_EXERCISE AIM_
Your result should be the lines holding the word "clients", copied from the entries below.

- - - - -

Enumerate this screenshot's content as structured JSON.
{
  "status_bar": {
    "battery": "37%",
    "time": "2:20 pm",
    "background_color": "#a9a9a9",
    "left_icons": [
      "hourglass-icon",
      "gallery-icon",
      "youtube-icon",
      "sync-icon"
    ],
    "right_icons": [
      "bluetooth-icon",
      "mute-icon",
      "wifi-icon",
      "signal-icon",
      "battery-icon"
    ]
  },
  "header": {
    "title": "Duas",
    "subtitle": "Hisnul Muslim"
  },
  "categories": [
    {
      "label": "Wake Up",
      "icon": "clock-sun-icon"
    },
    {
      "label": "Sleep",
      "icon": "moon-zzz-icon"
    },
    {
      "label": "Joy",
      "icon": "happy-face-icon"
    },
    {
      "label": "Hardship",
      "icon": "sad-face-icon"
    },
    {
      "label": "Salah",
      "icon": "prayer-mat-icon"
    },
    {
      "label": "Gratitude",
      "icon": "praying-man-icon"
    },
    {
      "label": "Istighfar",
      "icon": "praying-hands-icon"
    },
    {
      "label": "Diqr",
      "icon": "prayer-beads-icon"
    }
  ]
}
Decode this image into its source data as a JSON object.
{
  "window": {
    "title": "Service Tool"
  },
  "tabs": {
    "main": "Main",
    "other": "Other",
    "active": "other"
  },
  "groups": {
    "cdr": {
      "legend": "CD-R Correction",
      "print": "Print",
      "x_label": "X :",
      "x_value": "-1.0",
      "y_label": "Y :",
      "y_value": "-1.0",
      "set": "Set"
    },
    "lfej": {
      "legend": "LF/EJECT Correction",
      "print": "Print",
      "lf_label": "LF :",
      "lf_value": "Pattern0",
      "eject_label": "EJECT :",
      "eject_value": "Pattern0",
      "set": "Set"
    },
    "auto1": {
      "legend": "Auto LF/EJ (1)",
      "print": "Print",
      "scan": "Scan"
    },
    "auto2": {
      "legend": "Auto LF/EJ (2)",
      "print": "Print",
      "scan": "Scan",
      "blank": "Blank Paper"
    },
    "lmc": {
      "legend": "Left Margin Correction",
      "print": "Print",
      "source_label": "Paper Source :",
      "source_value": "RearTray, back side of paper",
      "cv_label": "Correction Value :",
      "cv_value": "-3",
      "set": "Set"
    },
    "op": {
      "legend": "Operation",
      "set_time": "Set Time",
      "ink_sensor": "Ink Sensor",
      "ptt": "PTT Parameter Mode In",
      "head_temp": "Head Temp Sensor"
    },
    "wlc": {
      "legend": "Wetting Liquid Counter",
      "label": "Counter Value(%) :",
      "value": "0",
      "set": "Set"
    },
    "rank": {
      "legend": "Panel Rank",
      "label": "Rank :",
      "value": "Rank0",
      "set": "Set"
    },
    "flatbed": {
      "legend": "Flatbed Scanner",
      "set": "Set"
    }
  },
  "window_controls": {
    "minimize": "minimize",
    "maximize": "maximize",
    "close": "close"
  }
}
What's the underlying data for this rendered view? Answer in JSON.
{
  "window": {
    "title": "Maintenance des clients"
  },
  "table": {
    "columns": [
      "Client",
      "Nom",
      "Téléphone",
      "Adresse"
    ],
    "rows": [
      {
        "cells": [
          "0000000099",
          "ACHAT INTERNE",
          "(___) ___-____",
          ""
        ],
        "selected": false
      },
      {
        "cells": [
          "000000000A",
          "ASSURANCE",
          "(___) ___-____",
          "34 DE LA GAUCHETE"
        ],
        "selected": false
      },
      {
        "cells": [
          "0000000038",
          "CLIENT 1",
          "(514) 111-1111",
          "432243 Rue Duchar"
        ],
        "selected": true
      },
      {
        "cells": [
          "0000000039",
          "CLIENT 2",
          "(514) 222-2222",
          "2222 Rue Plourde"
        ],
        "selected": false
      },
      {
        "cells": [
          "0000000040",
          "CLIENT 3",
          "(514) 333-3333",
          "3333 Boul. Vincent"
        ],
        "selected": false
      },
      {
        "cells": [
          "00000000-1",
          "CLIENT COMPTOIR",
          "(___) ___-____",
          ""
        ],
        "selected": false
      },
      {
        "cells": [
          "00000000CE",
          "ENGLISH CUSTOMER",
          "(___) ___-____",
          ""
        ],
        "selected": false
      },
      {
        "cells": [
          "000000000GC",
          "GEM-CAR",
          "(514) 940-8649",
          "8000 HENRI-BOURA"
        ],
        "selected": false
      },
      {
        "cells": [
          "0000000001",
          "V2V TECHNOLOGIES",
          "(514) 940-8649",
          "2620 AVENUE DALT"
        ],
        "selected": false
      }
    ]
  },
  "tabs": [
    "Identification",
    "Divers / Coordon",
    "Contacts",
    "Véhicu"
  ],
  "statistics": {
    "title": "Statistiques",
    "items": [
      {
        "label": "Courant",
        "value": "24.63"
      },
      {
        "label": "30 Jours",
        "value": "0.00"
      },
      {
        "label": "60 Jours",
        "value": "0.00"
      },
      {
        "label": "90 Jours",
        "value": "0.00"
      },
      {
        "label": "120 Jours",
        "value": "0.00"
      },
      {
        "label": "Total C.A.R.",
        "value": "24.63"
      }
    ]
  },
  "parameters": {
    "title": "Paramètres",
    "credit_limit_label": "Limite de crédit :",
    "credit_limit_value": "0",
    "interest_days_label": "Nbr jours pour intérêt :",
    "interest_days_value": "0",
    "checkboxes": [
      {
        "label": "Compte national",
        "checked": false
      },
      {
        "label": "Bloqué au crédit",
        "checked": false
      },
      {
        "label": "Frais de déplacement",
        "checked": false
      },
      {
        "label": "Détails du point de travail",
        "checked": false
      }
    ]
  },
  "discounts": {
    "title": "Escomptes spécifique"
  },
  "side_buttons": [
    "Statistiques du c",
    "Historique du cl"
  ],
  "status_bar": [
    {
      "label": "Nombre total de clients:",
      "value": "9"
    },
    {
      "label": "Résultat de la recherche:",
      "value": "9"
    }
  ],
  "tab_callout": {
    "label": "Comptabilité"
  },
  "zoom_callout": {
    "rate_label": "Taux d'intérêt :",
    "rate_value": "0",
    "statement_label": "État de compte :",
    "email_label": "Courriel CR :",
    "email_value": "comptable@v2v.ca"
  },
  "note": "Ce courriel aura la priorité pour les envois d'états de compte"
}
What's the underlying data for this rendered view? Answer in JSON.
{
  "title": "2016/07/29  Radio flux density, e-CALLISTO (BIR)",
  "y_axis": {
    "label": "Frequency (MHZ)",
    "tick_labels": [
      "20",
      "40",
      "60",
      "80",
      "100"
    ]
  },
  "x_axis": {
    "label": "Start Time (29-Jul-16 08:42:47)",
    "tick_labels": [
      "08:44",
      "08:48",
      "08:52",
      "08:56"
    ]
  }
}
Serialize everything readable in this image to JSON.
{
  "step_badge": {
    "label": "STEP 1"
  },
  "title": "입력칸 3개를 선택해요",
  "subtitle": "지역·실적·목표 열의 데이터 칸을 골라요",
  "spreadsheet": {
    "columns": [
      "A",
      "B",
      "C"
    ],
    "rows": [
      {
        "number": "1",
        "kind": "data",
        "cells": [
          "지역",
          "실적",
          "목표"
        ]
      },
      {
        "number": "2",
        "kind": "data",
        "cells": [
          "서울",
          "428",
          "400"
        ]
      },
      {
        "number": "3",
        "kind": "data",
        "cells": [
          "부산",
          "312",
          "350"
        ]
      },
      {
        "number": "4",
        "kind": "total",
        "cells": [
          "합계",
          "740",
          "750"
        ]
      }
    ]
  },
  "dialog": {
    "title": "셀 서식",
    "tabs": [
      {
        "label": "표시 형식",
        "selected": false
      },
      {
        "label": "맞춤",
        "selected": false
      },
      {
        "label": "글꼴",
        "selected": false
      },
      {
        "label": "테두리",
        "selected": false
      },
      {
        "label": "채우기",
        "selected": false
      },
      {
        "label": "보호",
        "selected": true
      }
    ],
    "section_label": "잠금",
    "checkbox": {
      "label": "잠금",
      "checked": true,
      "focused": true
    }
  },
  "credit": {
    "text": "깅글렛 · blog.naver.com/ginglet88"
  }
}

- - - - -

_COMPLETED EXERCISE_
    "title": "Maintenance des clients"
      "label": "Nombre total de clients:",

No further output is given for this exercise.